Silverstein is author of the highly acclaimed 2007 memoir Sick Girl, a bold, unforgettable self-portrait and a riveting, keenly observed, wryly humorous look at full-throttle life-threatening challenges. Published in 2007, Sick Girl was voted winner of the Books for a Better Life award and a finalist for the Borders Voices award.
Ted Koppel said, “Amy Silverstein has lived twenty long years with a transplanted heart; much longer than any doctor could have predicted. And she has, arguably, done more with a transplanted heart than anyone else, including the publication of this remarkable book.”
Elle magazine reported that “…the crowning miracle is that she wrote this feisty, insightful, improbable book at all. Silverstein has cheated death to thrive in her post-transplant existence and to write about it with incredible courage, determination, self-scrutiny, and verve.”

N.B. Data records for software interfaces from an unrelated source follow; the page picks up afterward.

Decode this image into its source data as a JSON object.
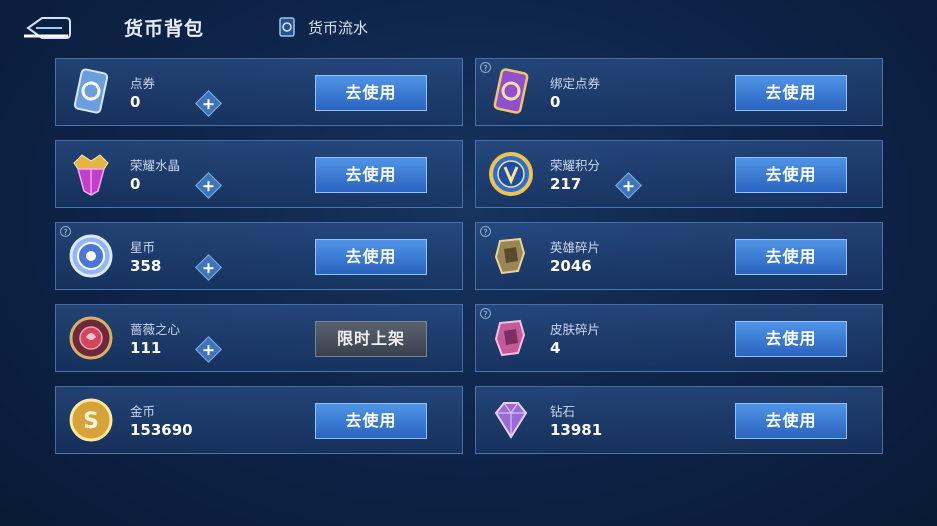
{
  "header": {
    "title": "货币背包",
    "flow_label": "货币流水"
  },
  "items": [
    {
      "name": "点券",
      "amount": "0",
      "has_plus": true,
      "button": "去使用",
      "icon": "coupon-icon"
    },
    {
      "name": "绑定点券",
      "amount": "0",
      "has_plus": false,
      "button": "去使用",
      "icon": "bound-coupon-icon"
    },
    {
      "name": "荣耀水晶",
      "amount": "0",
      "has_plus": true,
      "button": "去使用",
      "icon": "glory-crystal-icon"
    },
    {
      "name": "荣耀积分",
      "amount": "217",
      "has_plus": true,
      "button": "去使用",
      "icon": "glory-points-icon"
    },
    {
      "name": "星币",
      "amount": "358",
      "has_plus": true,
      "button": "去使用",
      "icon": "star-coin-icon"
    },
    {
      "name": "英雄碎片",
      "amount": "2046",
      "has_plus": false,
      "button": "去使用",
      "icon": "hero-fragment-icon"
    },
    {
      "name": "蔷薇之心",
      "amount": "111",
      "has_plus": true,
      "button": "限时上架",
      "icon": "rose-heart-icon"
    },
    {
      "name": "皮肤碎片",
      "amount": "4",
      "has_plus": false,
      "button": "去使用",
      "icon": "skin-fragment-icon"
    },
    {
      "name": "金币",
      "amount": "153690",
      "has_plus": false,
      "button": "去使用",
      "icon": "gold-coin-icon"
    },
    {
      "name": "钻石",
      "amount": "13981",
      "has_plus": false,
      "button": "去使用",
      "icon": "diamond-icon"
    }
  ],
  "colors": {
    "accent": "#2f6fd0",
    "panel_border": "#709cda",
    "disabled_button": "#4a525f"
  }
}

Larry King commented on his show, “The medical miracle is only part of her amazing story. The rest will surprise you. And inspire you and choke you up with tears and laughter. Sick Girl by Amy Silverstein - highly recommended."
Dr. Mehmet Oz called Sick Girl “spectacular” and Susan Cheever said, “Silverstein is an inspired storyteller. Her engaging language and sharp insight make Sick Girl both compelling and moving. Few of us undergo a heart transplant at twenty-five, but we can recognize our own stories in this incisive, unflinching look at life, love, and extraordinary courage.”

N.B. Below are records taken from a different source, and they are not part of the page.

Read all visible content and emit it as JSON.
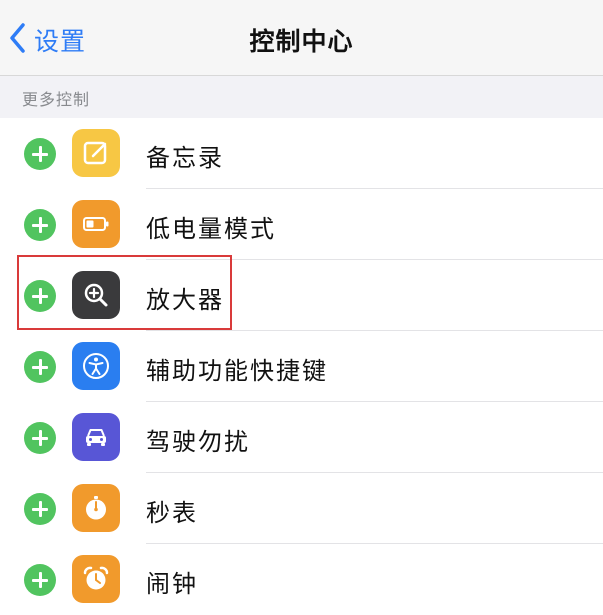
{
  "navbar": {
    "back_label": "设置",
    "title": "控制中心",
    "back_icon": "chevron-left-icon"
  },
  "section": {
    "header": "更多控制"
  },
  "items": [
    {
      "label": "备忘录",
      "icon": "notes-icon",
      "color": "#f7c744"
    },
    {
      "label": "低电量模式",
      "icon": "battery-icon",
      "color": "#f19a2c"
    },
    {
      "label": "放大器",
      "icon": "magnifier-icon",
      "color": "#3a3a3c",
      "highlighted": true
    },
    {
      "label": "辅助功能快捷键",
      "icon": "accessibility-icon",
      "color": "#2a7ef0"
    },
    {
      "label": "驾驶勿扰",
      "icon": "car-icon",
      "color": "#5856d6"
    },
    {
      "label": "秒表",
      "icon": "stopwatch-icon",
      "color": "#f19a2c"
    },
    {
      "label": "闹钟",
      "icon": "alarm-clock-icon",
      "color": "#f19a2c"
    }
  ],
  "colors": {
    "add_button": "#51c45f",
    "accent": "#2e7cf6",
    "highlight_border": "#d93a3a"
  }
}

Sick Girl was the first book ever serialized by U.S. News & World Report; the flood of reader response that followed was unprecedented in volume for any U.S. News health story, ever.
Amy Silverstein is currently working on her second book, a novel. She lives in New York City.